- Description of the task:
Wherever an image appears in the records, exclude it, and reproduce everything else exactly.

----------

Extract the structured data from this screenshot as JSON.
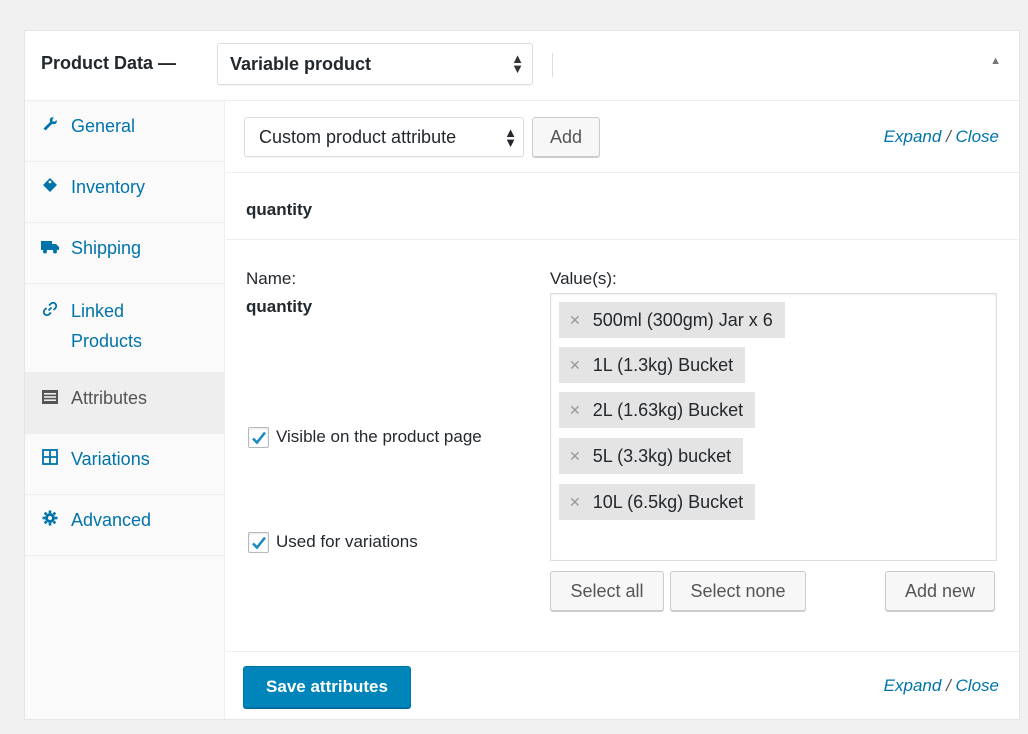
{
  "header": {
    "title": "Product Data —",
    "product_type": "Variable product"
  },
  "sidebar": {
    "items": [
      {
        "label": "General",
        "icon": "wrench-icon"
      },
      {
        "label": "Inventory",
        "icon": "tag-icon"
      },
      {
        "label": "Shipping",
        "icon": "truck-icon"
      },
      {
        "label": "Linked Products",
        "icon": "link-icon"
      },
      {
        "label": "Attributes",
        "icon": "list-icon",
        "active": true
      },
      {
        "label": "Variations",
        "icon": "grid-icon"
      },
      {
        "label": "Advanced",
        "icon": "gear-icon"
      }
    ]
  },
  "toolbar": {
    "attribute_select": "Custom product attribute",
    "add_label": "Add",
    "expand_label": "Expand",
    "close_label": "Close",
    "separator": "/"
  },
  "attribute": {
    "heading": "quantity",
    "name_label": "Name:",
    "name_value": "quantity",
    "values_label": "Value(s):",
    "values": [
      "500ml (300gm) Jar x 6",
      "1L (1.3kg) Bucket",
      "2L (1.63kg) Bucket",
      "5L (3.3kg) bucket",
      "10L (6.5kg) Bucket"
    ],
    "visible_label": "Visible on the product page",
    "visible_checked": true,
    "variations_label": "Used for variations",
    "variations_checked": true,
    "select_all_label": "Select all",
    "select_none_label": "Select none",
    "add_new_label": "Add new"
  },
  "footer": {
    "save_label": "Save attributes",
    "expand_label": "Expand",
    "close_label": "Close",
    "separator": "/"
  },
  "colors": {
    "link": "#0073aa",
    "primary_button": "#0085ba",
    "chip_bg": "#e4e4e4"
  }
}
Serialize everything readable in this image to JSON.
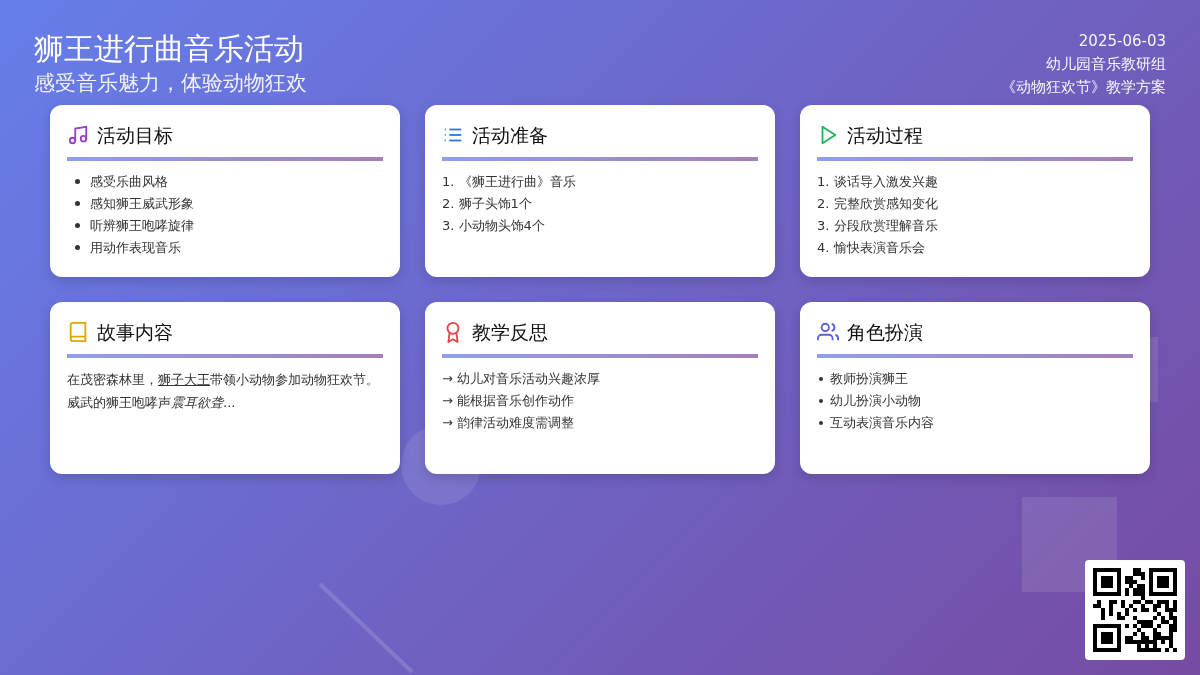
{
  "header": {
    "title": "狮王进行曲音乐活动",
    "subtitle": "感受音乐魅力，体验动物狂欢",
    "date": "2025-06-03",
    "group": "幼儿园音乐教研组",
    "plan": "《动物狂欢节》教学方案"
  },
  "cards": [
    {
      "title": "活动目标",
      "kind": "bullets",
      "items": [
        "感受乐曲风格",
        "感知狮王威武形象",
        "听辨狮王咆哮旋律",
        "用动作表现音乐"
      ]
    },
    {
      "title": "活动准备",
      "kind": "plain",
      "items": [
        "1. 《狮王进行曲》音乐",
        "2. 狮子头饰1个",
        "3. 小动物头饰4个"
      ]
    },
    {
      "title": "活动过程",
      "kind": "plain",
      "items": [
        "1. 谈话导入激发兴趣",
        "2. 完整欣赏感知变化",
        "3. 分段欣赏理解音乐",
        "4. 愉快表演音乐会"
      ]
    },
    {
      "title": "故事内容",
      "kind": "story",
      "parts": [
        {
          "text": "在茂密森林里，",
          "kind": "plain"
        },
        {
          "text": "狮子大王",
          "kind": "underline"
        },
        {
          "text": "带领小动物参加动物狂欢节。威武的狮王咆哮声",
          "kind": "plain"
        },
        {
          "text": "震耳欲聋",
          "kind": "italic"
        },
        {
          "text": "...",
          "kind": "plain"
        }
      ]
    },
    {
      "title": "教学反思",
      "kind": "plain",
      "items": [
        "→ 幼儿对音乐活动兴趣浓厚",
        "→ 能根据音乐创作动作",
        "→ 韵律活动难度需调整"
      ]
    },
    {
      "title": "角色扮演",
      "kind": "small-bullets",
      "items": [
        "教师扮演狮王",
        "幼儿扮演小动物",
        "互动表演音乐内容"
      ]
    }
  ]
}
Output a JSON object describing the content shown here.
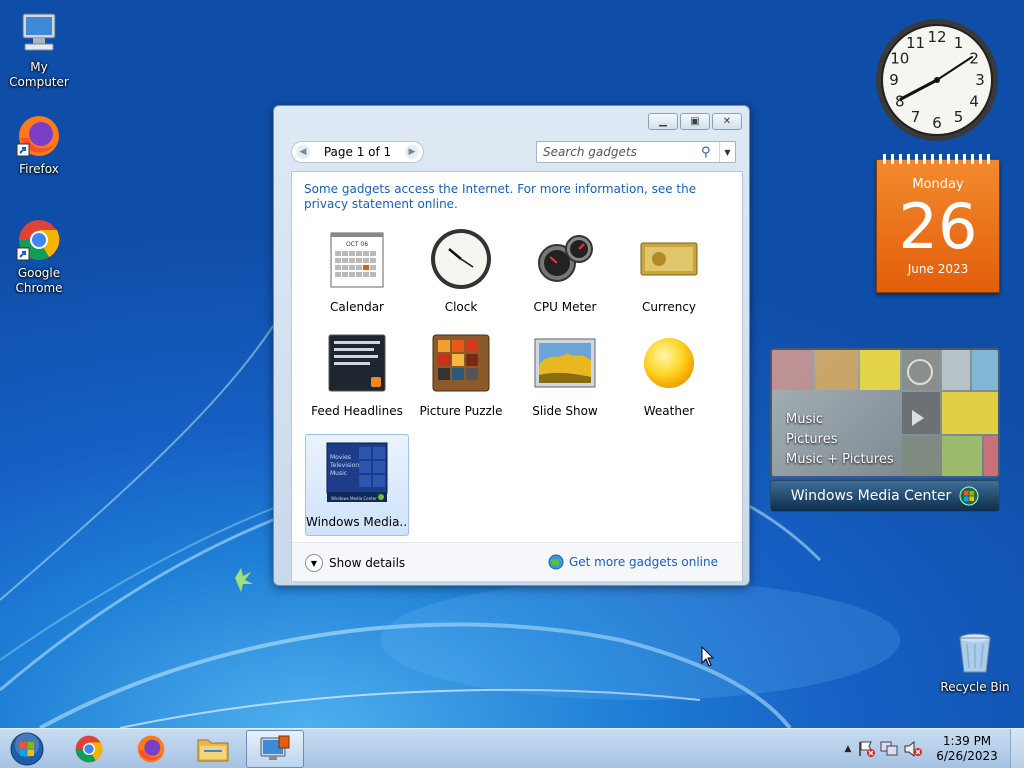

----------

- Answer box:
Extract the structured data from this screenshot as JSON.
{
  "header": {
    "title": "Product Data —",
    "product_type": "Variable product"
  },
  "sidebar": {
    "items": [
      {
        "label": "General",
        "icon": "wrench-icon"
      },
      {
        "label": "Inventory",
        "icon": "tag-icon"
      },
      {
        "label": "Shipping",
        "icon": "truck-icon"
      },
      {
        "label": "Linked Products",
        "icon": "link-icon"
      },
      {
        "label": "Attributes",
        "icon": "list-icon",
        "active": true
      },
      {
        "label": "Variations",
        "icon": "grid-icon"
      },
      {
        "label": "Advanced",
        "icon": "gear-icon"
      }
    ]
  },
  "toolbar": {
    "attribute_select": "Custom product attribute",
    "add_label": "Add",
    "expand_label": "Expand",
    "close_label": "Close",
    "separator": "/"
  },
  "attribute": {
    "heading": "quantity",
    "name_label": "Name:",
    "name_value": "quantity",
    "values_label": "Value(s):",
    "values": [
      "500ml (300gm) Jar x 6",
      "1L (1.3kg) Bucket",
      "2L (1.63kg) Bucket",
      "5L (3.3kg) bucket",
      "10L (6.5kg) Bucket"
    ],
    "visible_label": "Visible on the product page",
    "visible_checked": true,
    "variations_label": "Used for variations",
    "variations_checked": true,
    "select_all_label": "Select all",
    "select_none_label": "Select none",
    "add_new_label": "Add new"
  },
  "footer": {
    "save_label": "Save attributes",
    "expand_label": "Expand",
    "close_label": "Close",
    "separator": "/"
  },
  "colors": {
    "link": "#0073aa",
    "primary_button": "#0085ba",
    "chip_bg": "#e4e4e4"
  }
}
Serialize everything readable in this image to JSON.
{
  "header": {
    "title": "狮王进行曲音乐活动",
    "subtitle": "感受音乐魅力，体验动物狂欢",
    "date": "2025-06-03",
    "group": "幼儿园音乐教研组",
    "plan": "《动物狂欢节》教学方案"
  },
  "cards": [
    {
      "title": "活动目标",
      "kind": "bullets",
      "items": [
        "感受乐曲风格",
        "感知狮王威武形象",
        "听辨狮王咆哮旋律",
        "用动作表现音乐"
      ]
    },
    {
      "title": "活动准备",
      "kind": "plain",
      "items": [
        "1. 《狮王进行曲》音乐",
        "2. 狮子头饰1个",
        "3. 小动物头饰4个"
      ]
    },
    {
      "title": "活动过程",
      "kind": "plain",
      "items": [
        "1. 谈话导入激发兴趣",
        "2. 完整欣赏感知变化",
        "3. 分段欣赏理解音乐",
        "4. 愉快表演音乐会"
      ]
    },
    {
      "title": "故事内容",
      "kind": "story",
      "parts": [
        {
          "text": "在茂密森林里，",
          "kind": "plain"
        },
        {
          "text": "狮子大王",
          "kind": "underline"
        },
        {
          "text": "带领小动物参加动物狂欢节。威武的狮王咆哮声",
          "kind": "plain"
        },
        {
          "text": "震耳欲聋",
          "kind": "italic"
        },
        {
          "text": "...",
          "kind": "plain"
        }
      ]
    },
    {
      "title": "教学反思",
      "kind": "plain",
      "items": [
        "→ 幼儿对音乐活动兴趣浓厚",
        "→ 能根据音乐创作动作",
        "→ 韵律活动难度需调整"
      ]
    },
    {
      "title": "角色扮演",
      "kind": "small-bullets",
      "items": [
        "教师扮演狮王",
        "幼儿扮演小动物",
        "互动表演音乐内容"
      ]
    }
  ]
}
Output a JSON object describing the content shown here.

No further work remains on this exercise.